**RECORDS FOR PROCESSING**

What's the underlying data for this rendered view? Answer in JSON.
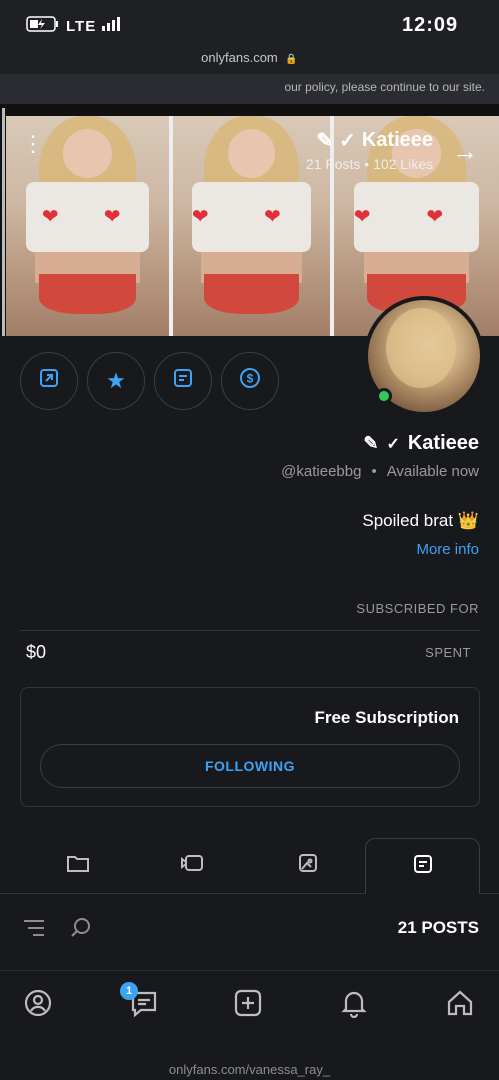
{
  "status": {
    "time": "12:09",
    "network": "LTE"
  },
  "url_bar": {
    "host": "onlyfans.com"
  },
  "banner": {
    "text": "our policy, please continue to our site."
  },
  "cover": {
    "name": "Katieee",
    "stats": "21 Posts • 102 Likes"
  },
  "actions": [
    {
      "icon": "share-icon"
    },
    {
      "icon": "star-icon"
    },
    {
      "icon": "message-icon"
    },
    {
      "icon": "tip-dollar-icon"
    }
  ],
  "profile": {
    "name": "Katieee",
    "handle": "@katieebbg",
    "availability": "Available now",
    "bio": "Spoiled brat 👑",
    "more_info": "More info"
  },
  "subscription": {
    "subscribed_for_label": "SUBSCRIBED FOR",
    "spent_label": "SPENT",
    "spent_value": "$0",
    "title": "Free Subscription",
    "following_label": "FOLLOWING"
  },
  "tabs": [
    {
      "icon": "posts-icon",
      "active": true
    },
    {
      "icon": "photos-icon",
      "active": false
    },
    {
      "icon": "videos-icon",
      "active": false
    },
    {
      "icon": "folder-icon",
      "active": false
    }
  ],
  "posts_header": {
    "count_label": "21 POSTS"
  },
  "bottom_nav": {
    "messages_badge": "1",
    "items": [
      "home-icon",
      "bell-icon",
      "add-icon",
      "messages-icon",
      "profile-icon"
    ]
  },
  "bottom_url": "onlyfans.com/vanessa_ray_",
  "colors": {
    "accent": "#3da3f5",
    "background": "#18191c",
    "online": "#2ecc57"
  }
}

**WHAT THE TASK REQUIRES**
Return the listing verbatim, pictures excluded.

**ANSWER FOR THE TASK**
What's the underlying data for this rendered view? Answer in JSON.
{
  "status": {
    "time": "12:09",
    "network": "LTE"
  },
  "url_bar": {
    "host": "onlyfans.com"
  },
  "banner": {
    "text": "our policy, please continue to our site."
  },
  "cover": {
    "name": "Katieee",
    "stats": "21 Posts • 102 Likes"
  },
  "actions": [
    {
      "icon": "share-icon"
    },
    {
      "icon": "star-icon"
    },
    {
      "icon": "message-icon"
    },
    {
      "icon": "tip-dollar-icon"
    }
  ],
  "profile": {
    "name": "Katieee",
    "handle": "@katieebbg",
    "availability": "Available now",
    "bio": "Spoiled brat 👑",
    "more_info": "More info"
  },
  "subscription": {
    "subscribed_for_label": "SUBSCRIBED FOR",
    "spent_label": "SPENT",
    "spent_value": "$0",
    "title": "Free Subscription",
    "following_label": "FOLLOWING"
  },
  "tabs": [
    {
      "icon": "posts-icon",
      "active": true
    },
    {
      "icon": "photos-icon",
      "active": false
    },
    {
      "icon": "videos-icon",
      "active": false
    },
    {
      "icon": "folder-icon",
      "active": false
    }
  ],
  "posts_header": {
    "count_label": "21 POSTS"
  },
  "bottom_nav": {
    "messages_badge": "1",
    "items": [
      "home-icon",
      "bell-icon",
      "add-icon",
      "messages-icon",
      "profile-icon"
    ]
  },
  "bottom_url": "onlyfans.com/vanessa_ray_",
  "colors": {
    "accent": "#3da3f5",
    "background": "#18191c",
    "online": "#2ecc57"
  }
}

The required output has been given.